For background see
To sum it up we need a way to differentiate how an element was focused. The focusring pseudo class should be the platform specific pseudo class that we use to show the focus outline.
This has been added to the CSS Selectors draft as the :focusring pseudoclass
The name of the pseudoclass has changed in the meantime to :focus-visible.
:focus-visible was added to Chrome 86. Blog post: https://blog.chromium.org/2020/09/giving-users-and-developers-more.html
I checked in on this as I am building a menu where it would be desirable to remove focus outline styles on an element, but allow for focus outline styles to persist in a condition matching that of :focus-visible.
:focus-visible was added in the recently-release Firefox 85. Blog post: https://hacks.mozilla.org/2021/01/january-brings-us-firefox-85/
With both Chrome and Firefox supporting this feature, I am hopeful that this can be implemented in to WebKit as well.
:focus-visible works as expected on Safari 14.0.3, just make sure to have the accessibility settings setup.
For Mac, select "Preferences -> Advanced", and enable checkmark for:
[V] : Press Tab to highlight each item on a web page
By default, this is disabled. If you tab through a page in safari, by default it will skip buttons, but it will go to input fields. With this option enabled, it will also go through buttons and other tabbable items.
":focus-visible works as expected on Safari 14.0.3, just make sure to have the accessibility settings setup."
You are referring to the :focus pseudo-class, not the :focus-visible pseudo-class.
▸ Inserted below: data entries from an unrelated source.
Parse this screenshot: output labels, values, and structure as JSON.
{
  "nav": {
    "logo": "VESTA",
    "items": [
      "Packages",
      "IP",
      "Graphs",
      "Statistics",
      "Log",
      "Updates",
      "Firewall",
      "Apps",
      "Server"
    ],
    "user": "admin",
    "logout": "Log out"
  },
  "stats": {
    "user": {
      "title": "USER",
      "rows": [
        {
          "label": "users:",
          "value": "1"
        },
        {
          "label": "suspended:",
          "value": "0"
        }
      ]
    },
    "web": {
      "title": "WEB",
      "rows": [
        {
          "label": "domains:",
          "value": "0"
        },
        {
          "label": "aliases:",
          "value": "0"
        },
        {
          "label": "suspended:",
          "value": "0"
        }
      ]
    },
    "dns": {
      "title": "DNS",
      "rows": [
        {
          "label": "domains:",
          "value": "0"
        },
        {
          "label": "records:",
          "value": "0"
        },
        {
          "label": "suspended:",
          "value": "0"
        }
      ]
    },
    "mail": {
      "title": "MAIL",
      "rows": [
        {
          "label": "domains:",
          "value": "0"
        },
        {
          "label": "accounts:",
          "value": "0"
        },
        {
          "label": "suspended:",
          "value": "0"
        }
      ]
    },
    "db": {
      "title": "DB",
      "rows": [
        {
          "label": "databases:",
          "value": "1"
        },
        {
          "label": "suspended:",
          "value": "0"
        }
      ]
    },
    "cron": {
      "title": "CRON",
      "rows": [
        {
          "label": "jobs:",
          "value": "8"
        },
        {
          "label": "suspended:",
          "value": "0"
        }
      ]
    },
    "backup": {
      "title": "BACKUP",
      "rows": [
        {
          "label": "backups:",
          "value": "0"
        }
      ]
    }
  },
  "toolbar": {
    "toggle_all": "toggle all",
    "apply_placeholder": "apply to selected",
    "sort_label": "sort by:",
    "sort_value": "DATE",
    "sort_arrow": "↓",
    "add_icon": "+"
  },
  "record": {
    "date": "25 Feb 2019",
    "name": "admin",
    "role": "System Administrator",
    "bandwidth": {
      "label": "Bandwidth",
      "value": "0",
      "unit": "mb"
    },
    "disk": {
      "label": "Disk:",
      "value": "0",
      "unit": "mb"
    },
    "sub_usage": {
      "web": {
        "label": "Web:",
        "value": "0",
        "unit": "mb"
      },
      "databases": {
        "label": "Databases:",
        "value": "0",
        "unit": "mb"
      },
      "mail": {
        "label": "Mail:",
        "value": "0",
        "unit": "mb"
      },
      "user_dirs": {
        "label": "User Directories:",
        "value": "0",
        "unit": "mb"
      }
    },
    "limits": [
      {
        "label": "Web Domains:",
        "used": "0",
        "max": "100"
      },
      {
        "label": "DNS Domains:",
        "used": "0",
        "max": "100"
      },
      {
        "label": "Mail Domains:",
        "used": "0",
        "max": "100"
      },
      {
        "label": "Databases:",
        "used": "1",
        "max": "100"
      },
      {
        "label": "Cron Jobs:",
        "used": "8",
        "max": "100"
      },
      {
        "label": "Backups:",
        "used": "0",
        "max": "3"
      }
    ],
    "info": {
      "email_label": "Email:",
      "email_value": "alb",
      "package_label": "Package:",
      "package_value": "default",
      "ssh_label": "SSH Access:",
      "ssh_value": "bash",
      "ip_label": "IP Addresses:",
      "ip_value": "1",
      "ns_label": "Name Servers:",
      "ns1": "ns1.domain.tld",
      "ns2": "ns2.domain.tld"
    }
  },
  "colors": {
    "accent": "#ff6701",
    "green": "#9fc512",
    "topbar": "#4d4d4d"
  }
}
You may review documentation for what :focus-visible is and does on this page: https://developer.mozilla.org/en-US/docs/Web/CSS/:focus-visible . As is said there, :focus-visible "...is useful to provide a different focus indicator based on the user’s input modality (mouse vs. keyboard)." This is in contrast to :focus, which is set on an element whether it was selected via tabbing on the keyboard, or by way of clicking with a mouse.
You can see for yourself that Safari/WebKit do not support the :focus-visible pseudo-class: There is also an Example on the page in which you can test tabbing from one input to button to the next — Safari does not show the dashed dark orange outline that comes from :focus-visible styles as it does in Chrome and Firefox.
Indeed I see now I made a mistake.
The behaviour we were implementing for our UI actually wants default outlines only on focus-visible, but it seems that Safari, with that setting enabled, does that for you (e.g., when tabbing to a button, shows an outline, whilst clicking a button does not) so I wrongly assumed this means the pseudo selector works. But this is by accident just the default behaviour when you opt-in with the accessibility option. Sorry!
(In reply to Justus Romijn from comment #7)
> Indeed I see now I made a mistake.
> The behaviour we were implementing for our UI actually wants default
> outlines only on focus-visible, but it seems that Safari, with that setting
> enabled, does that for you (e.g., when tabbing to a button, shows an
> outline, whilst clicking a button does not) so I wrongly assumed this means
> the pseudo selector works. But this is by accident just the default
> behaviour when you opt-in with the accessibility option. Sorry!
Hey no worries! I just wanted to make sure it is clear to all that :focus-visible is unique, and can be very useful. Indeed, earlier this morning I learned via the MDN article linked that the browser does this by default on button elements. This is good to know!
Re: :focus-visible, I am eager for the myriad possibilities that open up both for other types of elements — anchors, input fields, and more — and also for the creation of more helpful and dynamic focus styles that are aware of the input method.
I am a sighted user, but I do try to use my ergonomic keyboard as much as I can (vs. my mouse; both for ergonomics, and for speed), so I am familiar with, and do tend to recommend turning on the macOS setting to allow keyboard navigation to move focus between controls. :focus-visible would be a great tool for making more intuitive and accessible interfaces.